If you visit Cukurova during the cotton harvest, go out into the fields which stretch from Adana to Antakya before dawn. There you will see the children picking cotton alongside the adults. They work by the light of paraffin lamps so that the work of the day is over before the scorching summer sun forces everyone to seek shade. At Kirikhan, do not be surprised if they smile at you in the cotton whiteness, forgetting their blistered hands. Who knows how many were born in these fields, and their umbilical cords severed on this fertile soil? Between November and April in Silifke, the Sarikecili nomads come down to the Mediterranean shores to spend the winter in their tents. In spring, if you see children’s heads amidst the flocks of goats, you will know that they are pursuing a young kid who has found his feet for the first time.

 

When they tire of this, they go and sit in the laps of their grandmothers, who are busy knitting socks. Traveling further westwards past the Maiden’s Castle and Antalya, you eventually reach Kekova, where you will see not only the Lycian tomb stranded in the sea, the sunken city, and the picturesque village of Ucagiz but also children. You realize that they are used to tourists from the insistent way they try to sell the lace-edged handkerchiefs made by their mothers. When you look at their salt-washed skins and the island-studded sea, you wonder if perhaps this place was once inhabited by mermaids. Only flying fish leaping from the water interrupt your reveries.
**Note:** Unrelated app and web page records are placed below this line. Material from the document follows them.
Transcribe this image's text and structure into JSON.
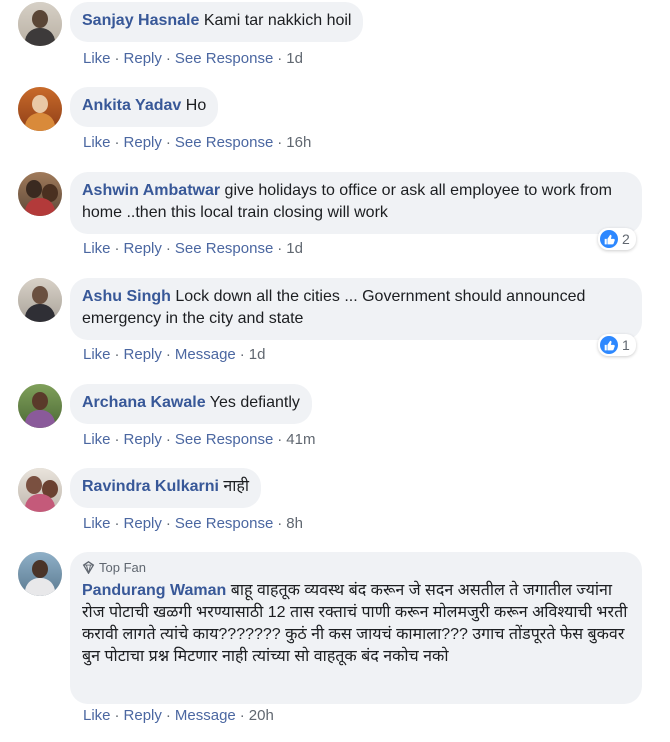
{
  "comments": [
    {
      "name": "Sanjay Hasnale",
      "text": "Kami tar nakkich hoil",
      "actions": {
        "like": "Like",
        "reply": "Reply",
        "extra": "See Response"
      },
      "time": "1d"
    },
    {
      "name": "Ankita Yadav",
      "text": "Ho",
      "actions": {
        "like": "Like",
        "reply": "Reply",
        "extra": "See Response"
      },
      "time": "16h"
    },
    {
      "name": "Ashwin Ambatwar",
      "text": "give holidays to office or ask all employee to work from home ..then this local train closing will work",
      "actions": {
        "like": "Like",
        "reply": "Reply",
        "extra": "See Response"
      },
      "time": "1d",
      "reactions": "2"
    },
    {
      "name": "Ashu Singh",
      "text": "Lock down all the cities ... Government should announced emergency in the city and state",
      "actions": {
        "like": "Like",
        "reply": "Reply",
        "extra": "Message"
      },
      "time": "1d",
      "reactions": "1"
    },
    {
      "name": "Archana Kawale",
      "text": "Yes defiantly",
      "actions": {
        "like": "Like",
        "reply": "Reply",
        "extra": "See Response"
      },
      "time": "41m"
    },
    {
      "name": "Ravindra Kulkarni",
      "text": "नाही",
      "actions": {
        "like": "Like",
        "reply": "Reply",
        "extra": "See Response"
      },
      "time": "8h"
    },
    {
      "badge": "Top Fan",
      "name": "Pandurang Waman",
      "text": "बाहू वाहतूक व्यवस्थ बंद करून जे सदन असतील ते जगातील ज्यांना रोज पोटाची खळगी भरण्यासाठी 12 तास रक्ताचं पाणी करून मोलमजुरी करून अविश्याची भरती करावी लागते त्यांचे काय??????? कुठं नी कस जायचं कामाला??? उगाच तोंडपूरते फेस बुकवर बुन पोटाचा प्रश्न मिटणार नाही त्यांच्या सो वाहतूक बंद नकोच नको",
      "actions": {
        "like": "Like",
        "reply": "Reply",
        "extra": "Message"
      },
      "time": "20h"
    }
  ],
  "separator": "·",
  "colors": {
    "name": "#385898",
    "bubble": "#f0f2f5",
    "like_blue": "#2d88ff"
  }
}
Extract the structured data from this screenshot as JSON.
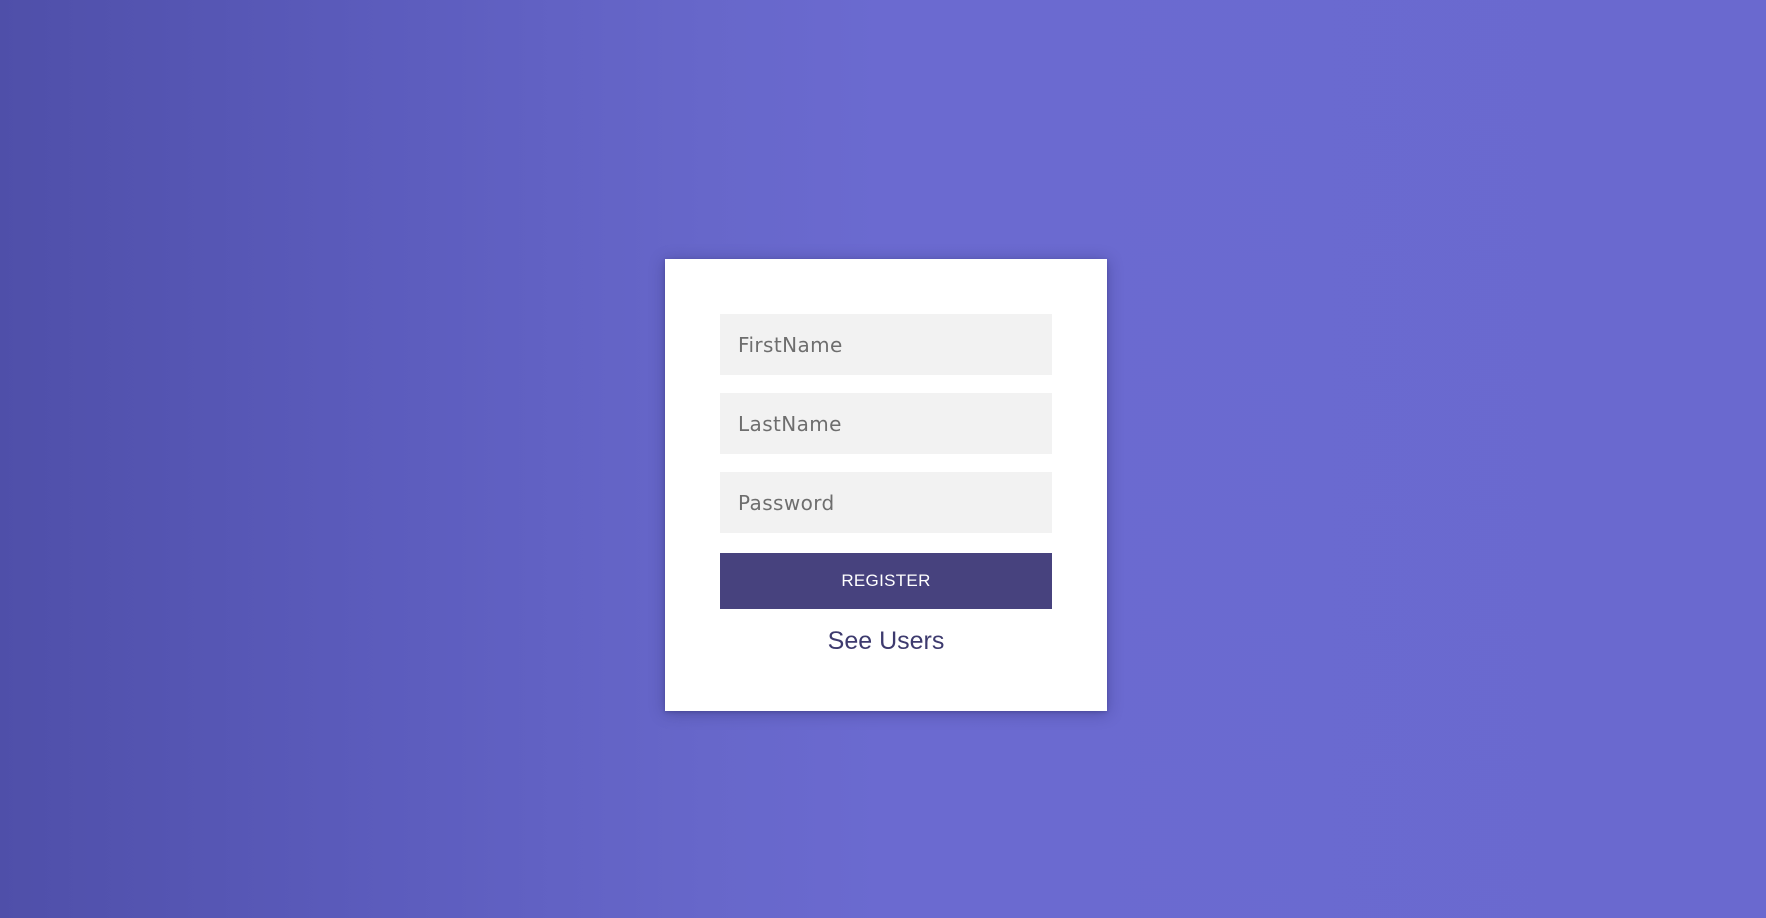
{
  "form": {
    "first_name": {
      "placeholder": "FirstName",
      "value": ""
    },
    "last_name": {
      "placeholder": "LastName",
      "value": ""
    },
    "password": {
      "placeholder": "Password",
      "value": ""
    },
    "register_label": "REGISTER",
    "see_users_label": "See Users"
  },
  "colors": {
    "background_gradient_start": "#4f4fa9",
    "background_gradient_end": "#6a69cf",
    "card": "#ffffff",
    "input_bg": "#f2f2f2",
    "button": "#47427e",
    "link": "#3d3a6e"
  }
}
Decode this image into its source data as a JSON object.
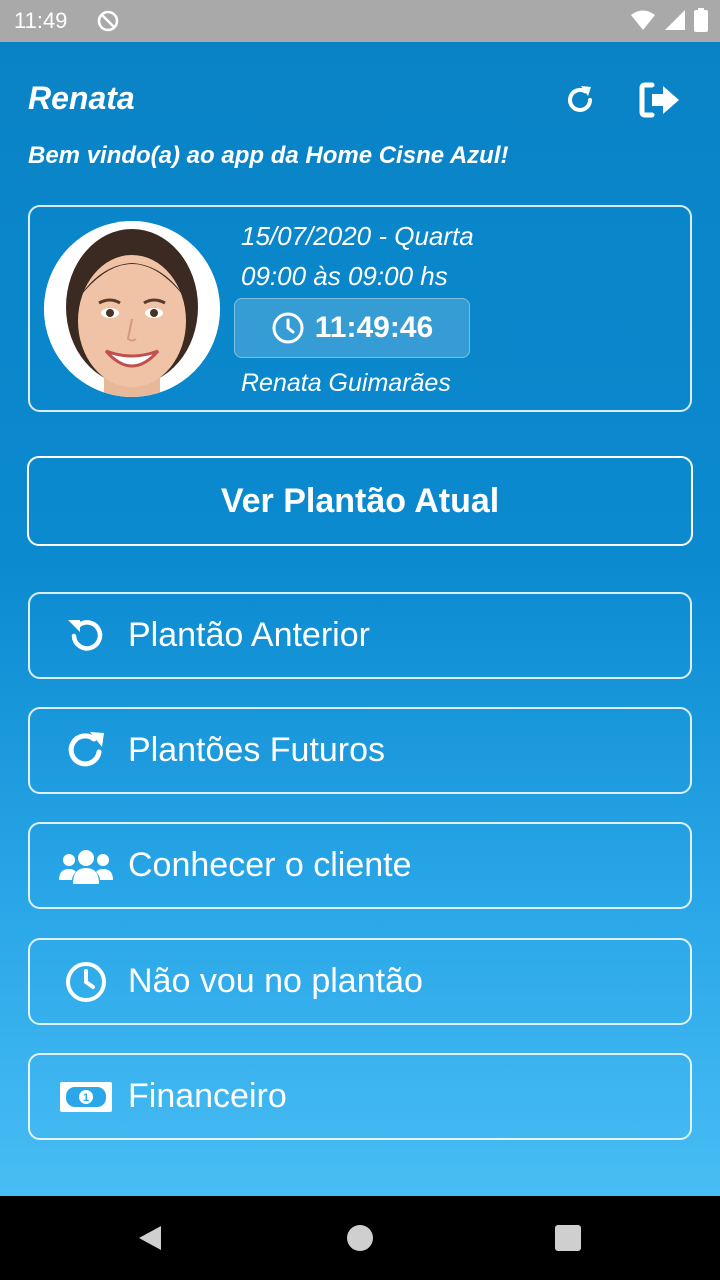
{
  "status_bar": {
    "time": "11:49"
  },
  "header": {
    "user_name": "Renata",
    "welcome": "Bem vindo(a) ao app da Home Cisne Azul!"
  },
  "shift_card": {
    "date": "15/07/2020 - Quarta",
    "hours": "09:00 às 09:00 hs",
    "clock": "11:49:46",
    "person": "Renata Guimarães"
  },
  "primary_button": {
    "label": "Ver Plantão Atual"
  },
  "menu": [
    {
      "label": "Plantão Anterior",
      "icon": "undo-icon"
    },
    {
      "label": "Plantões Futuros",
      "icon": "redo-icon"
    },
    {
      "label": "Conhecer o cliente",
      "icon": "users-icon"
    },
    {
      "label": "Não vou no plantão",
      "icon": "clock-icon"
    },
    {
      "label": "Financeiro",
      "icon": "money-icon"
    }
  ],
  "colors": {
    "app_top": "#0a83c6",
    "app_bottom": "#48bdf4",
    "status_bar": "#a9a9a9",
    "nav_bar": "#000000"
  }
}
When you reach Kas, if you see a blonde child seated at the door of his father’s carpet shop, you may recall a line from one of Edip Cansever’s poems: ‘The sea is the feet of a fair-haired child.’

 

From the Mediterranean, the ancient Mare Nostrum, you travel up the Aegean coast, that sea of islands.

 

At Ayvalik, there is an archipelago of 22 islands, one of which is Cunda. Here the street vendors try to press toys into the children’s hands, yet here on the coast, surely shells are the best toys of all?

 

Eastwards again now to Bursa, wherein an old Ottoman village, children and horses rise at the same time every morning, drink water simultaneously, and gaze into the sky at the same time. On to Cappadocia, the ancient Land of Beautiful Horses, wherein Uchisar, the children will tell you stories about the rock cones. As their words wander back and forth between fantasy and reality, they are their own most credible listeners. In Amasya, they cluster close to the mosques like pigeons. On the alpine pastures of Ispir, close to the glacier-filled summit of Vercenik, they dart out in colorful clothes from amongst the women in their headscarves, startling the very mountains themselves.

 

At Ikizdere in the Black Sea province of Rize, they pass over bridges carrying grasses, flowers, and branches on the backs and pause to rest on the verges. On the high pasture of Kadirga in Trabzon, they shout with laughter as they play in the mountain mist, yet not forgetting to keep a watchful eye on the grazing herds. In the gardens of Akkus in the province of Ordu, they are as shy as the girl who fled when she realized her photograph was being taken. As Onat Kutlar has said, ‘It is impossible to describe them individually because they are all so alike.’ How true that is! Children are children everywhere.


  • Posted on 3 gennaio, 2021
  • by Administrator